Do you do historical research involving knowledge as a socially determined product of human beings and activities? If so, you are involved in the history of knowledge. Whether or not you label yourself and your work in such terms, we would like to hear from you. We invite you to share some thoughts about your … Continue reading Call for Contributions
Have you looked at the Showcase page of this blog? If not, a quick visit might yield some interesting reading, including freely available articles from the Bulletin of the German Historical Institute (Washington, DC): Pamela H. Smith, "Why Write a Book? From Lived Experience to the Written Word in Early Modern Europe" (Fall 2010) Ricky … Continue reading Showcase Page
Here are the ten photographs from which the current selection of randomized header images on this blog were drawn. All of these images are housed at the Library of Congress in Washington, DC. What do these photographs have to do with the history of knowledge?

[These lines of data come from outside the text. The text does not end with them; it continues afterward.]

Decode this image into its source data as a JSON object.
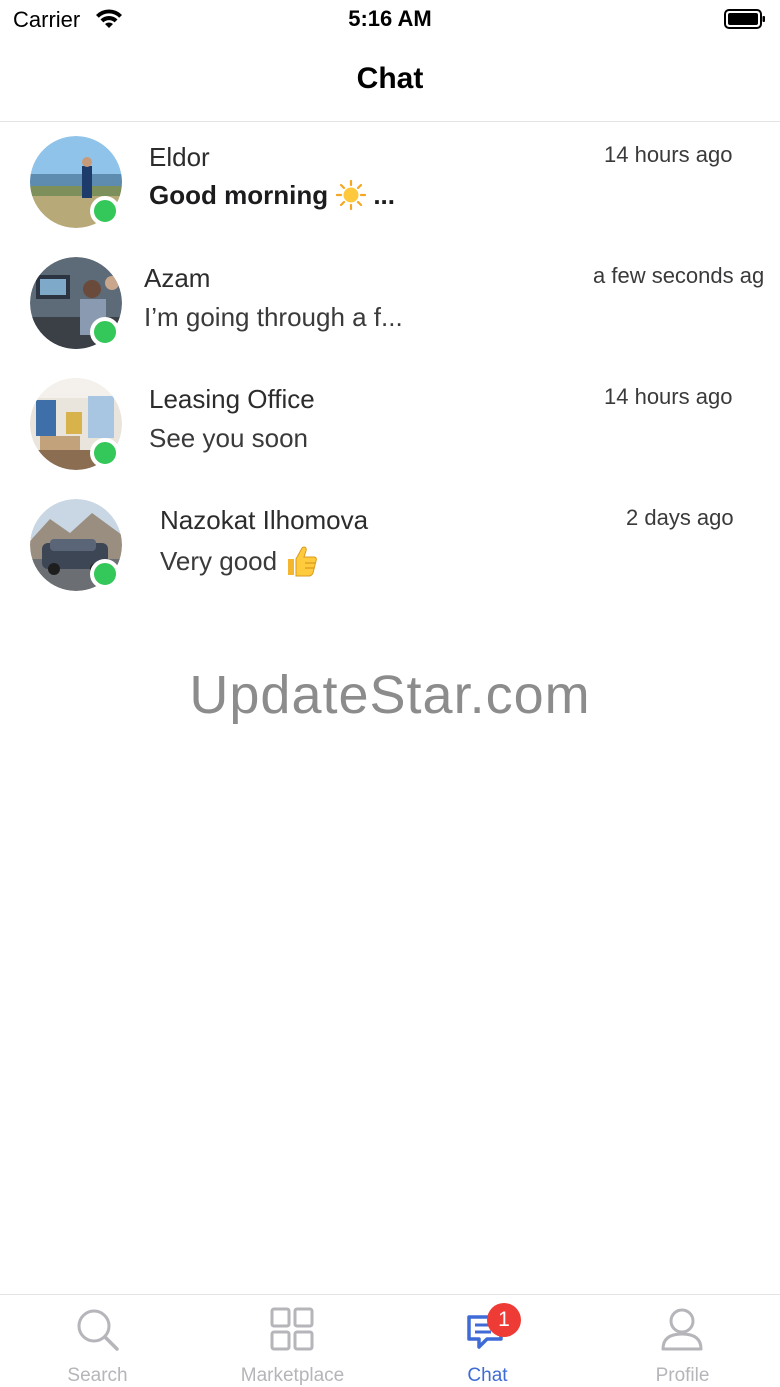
{
  "status_bar": {
    "carrier": "Carrier",
    "time": "5:16 AM"
  },
  "header": {
    "title": "Chat"
  },
  "chats": [
    {
      "name": "Eldor",
      "preview": "Good morning",
      "preview_suffix": "...",
      "time": "14 hours ago",
      "online": true,
      "unread": true,
      "emoji": "sun"
    },
    {
      "name": "Azam",
      "preview": "I’m going through a f...",
      "time": "a few seconds ag",
      "online": true,
      "unread": false
    },
    {
      "name": "Leasing Office",
      "preview": "See you soon",
      "time": "14 hours ago",
      "online": true,
      "unread": false
    },
    {
      "name": "Nazokat Ilhomova",
      "preview": "Very good",
      "time": "2 days ago",
      "online": true,
      "unread": false,
      "emoji": "thumbs-up"
    }
  ],
  "watermark": "UpdateStar.com",
  "tab_bar": {
    "tabs": [
      {
        "label": "Search",
        "icon": "search-icon",
        "active": false
      },
      {
        "label": "Marketplace",
        "icon": "grid-icon",
        "active": false
      },
      {
        "label": "Chat",
        "icon": "chat-icon",
        "active": true,
        "badge": "1"
      },
      {
        "label": "Profile",
        "icon": "profile-icon",
        "active": false
      }
    ]
  },
  "colors": {
    "accent": "#3f6bd6",
    "online": "#34c759",
    "badge": "#ee3b36",
    "inactive": "#b5b5ba"
  }
}
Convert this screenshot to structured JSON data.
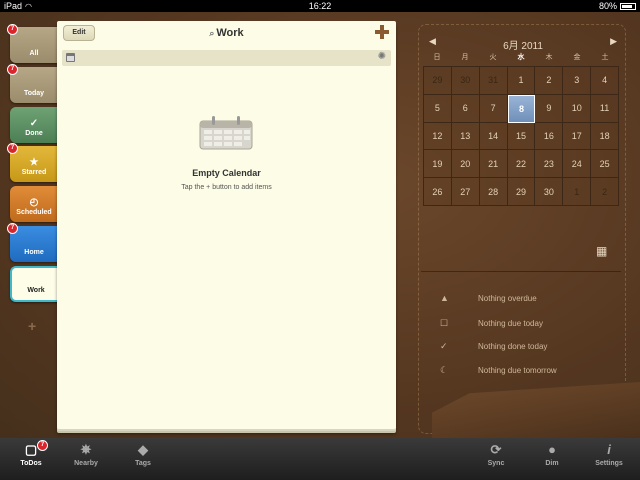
{
  "status_bar": {
    "device": "iPad",
    "time": "16:22",
    "battery": "80%"
  },
  "lists": [
    {
      "label": "All",
      "badge": "7"
    },
    {
      "label": "Today",
      "badge": "7"
    },
    {
      "label": "Done",
      "icon": "check-icon"
    },
    {
      "label": "Starred",
      "badge": "7",
      "icon": "star-icon"
    },
    {
      "label": "Scheduled",
      "icon": "clock-icon"
    },
    {
      "label": "Home",
      "badge": "7"
    },
    {
      "label": "Work"
    }
  ],
  "notepad": {
    "edit_label": "Edit",
    "title": "Work",
    "empty_title": "Empty Calendar",
    "empty_subtitle": "Tap the + button to add items"
  },
  "calendar": {
    "month_title": "6月 2011",
    "weekdays": [
      "日",
      "月",
      "火",
      "水",
      "木",
      "金",
      "土"
    ],
    "weeks": [
      [
        "29",
        "30",
        "31",
        "1",
        "2",
        "3",
        "4"
      ],
      [
        "5",
        "6",
        "7",
        "8",
        "9",
        "10",
        "11"
      ],
      [
        "12",
        "13",
        "14",
        "15",
        "16",
        "17",
        "18"
      ],
      [
        "19",
        "20",
        "21",
        "22",
        "23",
        "24",
        "25"
      ],
      [
        "26",
        "27",
        "28",
        "29",
        "30",
        "1",
        "2"
      ]
    ],
    "today": "8"
  },
  "summary": {
    "overdue": "Nothing overdue",
    "due_today": "Nothing due today",
    "done_today": "Nothing done today",
    "due_tomorrow": "Nothing due tomorrow"
  },
  "tabbar": {
    "todos": "ToDos",
    "todos_badge": "7",
    "nearby": "Nearby",
    "tags": "Tags",
    "sync": "Sync",
    "dim": "Dim",
    "settings": "Settings"
  },
  "colors": {
    "leather": "#5a3b22",
    "paper": "#fdfce6",
    "today_highlight": "#7f9cc4",
    "badge": "#d8262c"
  }
}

What stories do they tell? What questions do they raise?
We do not have comments turned on for this blog, but that does not mean that we want no discussion. Far from it. We invite responses to posts here via Twitter or Facebook. Alternatively, you could write a blog post, whether for your own blog or for possible inclusion on History of Knowledge. Or if … Continue reading Discussion

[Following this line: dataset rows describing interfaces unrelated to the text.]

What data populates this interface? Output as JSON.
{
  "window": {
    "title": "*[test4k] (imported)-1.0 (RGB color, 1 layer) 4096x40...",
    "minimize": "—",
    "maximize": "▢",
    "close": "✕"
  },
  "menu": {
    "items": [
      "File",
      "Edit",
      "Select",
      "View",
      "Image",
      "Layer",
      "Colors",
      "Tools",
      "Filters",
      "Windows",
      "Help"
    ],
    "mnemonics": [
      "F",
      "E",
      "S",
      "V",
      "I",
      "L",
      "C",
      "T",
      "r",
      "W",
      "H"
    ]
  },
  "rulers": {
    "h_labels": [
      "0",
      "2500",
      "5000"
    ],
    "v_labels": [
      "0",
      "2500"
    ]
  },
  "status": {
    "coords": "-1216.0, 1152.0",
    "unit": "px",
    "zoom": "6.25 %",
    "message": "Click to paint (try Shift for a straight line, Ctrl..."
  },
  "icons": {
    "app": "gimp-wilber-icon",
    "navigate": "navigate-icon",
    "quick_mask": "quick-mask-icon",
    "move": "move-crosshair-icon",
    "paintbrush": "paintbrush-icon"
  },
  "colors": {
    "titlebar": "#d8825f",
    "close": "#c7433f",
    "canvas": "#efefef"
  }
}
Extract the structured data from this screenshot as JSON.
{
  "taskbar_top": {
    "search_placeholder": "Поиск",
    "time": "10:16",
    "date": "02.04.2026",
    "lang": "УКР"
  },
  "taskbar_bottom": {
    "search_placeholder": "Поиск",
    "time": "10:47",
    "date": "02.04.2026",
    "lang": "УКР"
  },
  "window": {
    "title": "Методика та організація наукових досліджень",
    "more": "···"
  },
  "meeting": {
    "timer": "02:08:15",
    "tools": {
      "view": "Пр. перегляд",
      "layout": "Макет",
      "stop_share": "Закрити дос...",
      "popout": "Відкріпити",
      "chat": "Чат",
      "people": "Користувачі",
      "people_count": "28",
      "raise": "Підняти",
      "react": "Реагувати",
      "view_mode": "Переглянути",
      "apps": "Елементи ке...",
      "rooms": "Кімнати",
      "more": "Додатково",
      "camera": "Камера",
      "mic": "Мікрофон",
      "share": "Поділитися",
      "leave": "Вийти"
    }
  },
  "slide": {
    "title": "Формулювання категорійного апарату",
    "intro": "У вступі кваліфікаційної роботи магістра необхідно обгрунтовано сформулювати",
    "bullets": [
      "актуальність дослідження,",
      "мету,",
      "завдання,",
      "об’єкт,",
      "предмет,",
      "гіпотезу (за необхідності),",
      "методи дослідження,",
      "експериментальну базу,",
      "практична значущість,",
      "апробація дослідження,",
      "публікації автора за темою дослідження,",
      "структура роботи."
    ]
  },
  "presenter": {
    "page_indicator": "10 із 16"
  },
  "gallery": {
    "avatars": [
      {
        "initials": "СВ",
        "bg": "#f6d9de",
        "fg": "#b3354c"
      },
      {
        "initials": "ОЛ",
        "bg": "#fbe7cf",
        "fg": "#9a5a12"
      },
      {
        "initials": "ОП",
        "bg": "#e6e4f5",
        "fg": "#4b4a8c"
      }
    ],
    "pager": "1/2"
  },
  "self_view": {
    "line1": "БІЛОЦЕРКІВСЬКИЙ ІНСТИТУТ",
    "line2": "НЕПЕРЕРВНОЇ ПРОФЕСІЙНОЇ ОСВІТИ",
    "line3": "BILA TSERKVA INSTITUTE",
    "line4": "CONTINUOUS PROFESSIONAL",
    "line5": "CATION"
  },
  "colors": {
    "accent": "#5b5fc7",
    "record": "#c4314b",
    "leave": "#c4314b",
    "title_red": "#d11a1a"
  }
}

Knowledge does not simply exist, awaiting discovery and use. Knowledge is produced, adapted, forgotten, rejected, superseded, expanded, reconfigured, and more—always by human beings (at least in this more-or-less pre-AI age), alone or in communities, always in culturally, socially, economically, and institutionally specific contexts. Knowledge is central to most purposeful human practices, whether at work, in … Continue reading Welcome to ‘History of Knowledge’